“We at the ONR are really pleased with the houses which are made from concrete. If there is another storm here, we would expect these houses to stand up very well to the ravages of such a storm or hurricane. What we are trying to build here is a community, a community that can work and live together . hence we are ensuring that the whole scheme is conducive to good community living,” Mr. Walker stated.
“We are happy and pleased with the project so far and congratulate the Venezuelan soldiers. They have done an excellent job and have worked closely with the ONR and we support them in their bold efforts. They have been very good friends to us and we welcome them to our country.
We hope that all those who have received this assistance will go on to make us all proud by building from this point on in their own lands,” he added.
Principal Director in the Ministry of Land and Environment, Judith Maloney told JIS news that after careful examination by a number of organizations including the National Environment and Planning Agency (NEPA) and the Westmoreland Health Department, 10 acres which were a part of 170 acres of forest reserve at Crosbie Plantation, was identified as suitable for the new housing project.

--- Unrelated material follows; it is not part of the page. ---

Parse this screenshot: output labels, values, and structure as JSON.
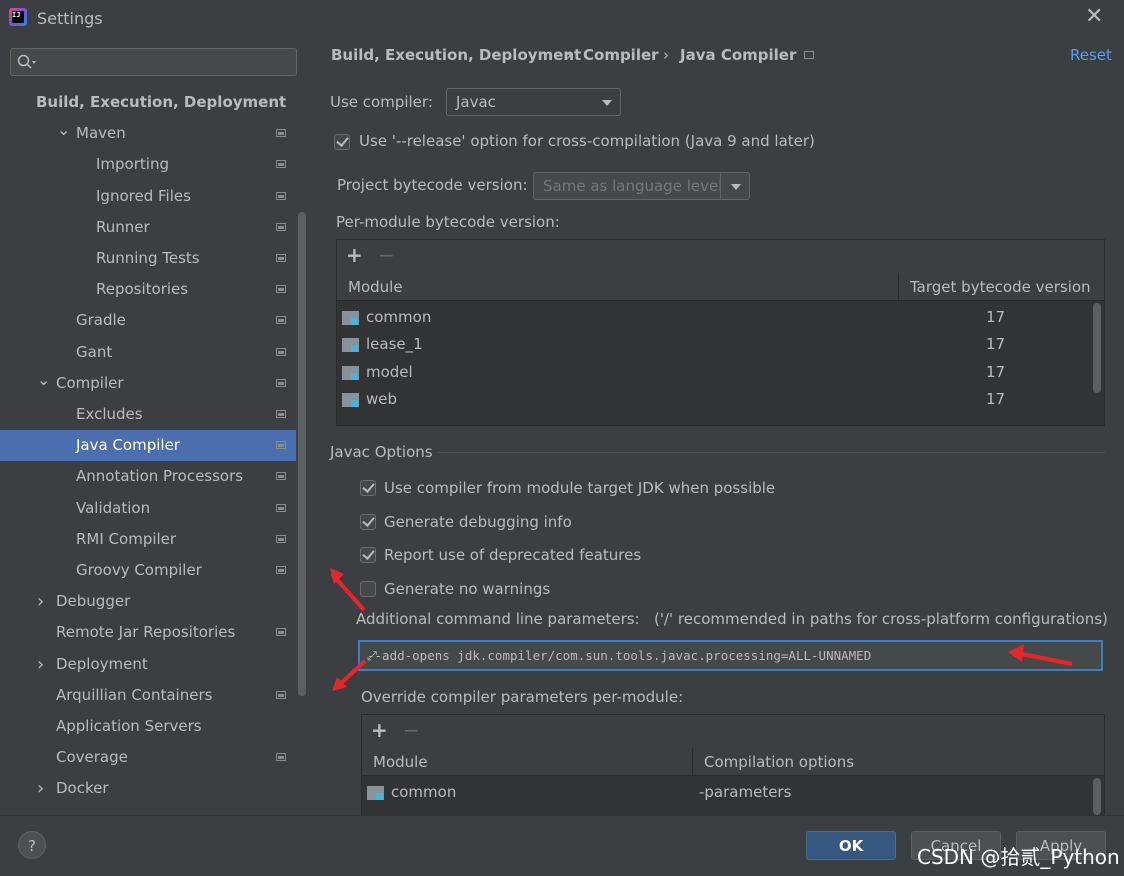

“The progress on this project has been excellent and we at the Ministry of Land and Environment are really very proud of the developments here . a lot of work has gone into this project and we really are proud and the community have been very supportive and I think they are pleased. Some issues have been raised at the meeting today and certainly they will be reviewed at an early meeting with stakeholders including persons from the international agencies,” Ms. Maloney told JIS News.
The relocation site has been developed with 45 lots, on which 25 houses are been built, resulting in 20 excess lots. The ONR has therefore taken the decision to sell the excess lots in order to create a mix of different income groups for the scheme, to give immediate and surrounding community residents an opportunity to own a lot and to recover some of the infrastructure costs.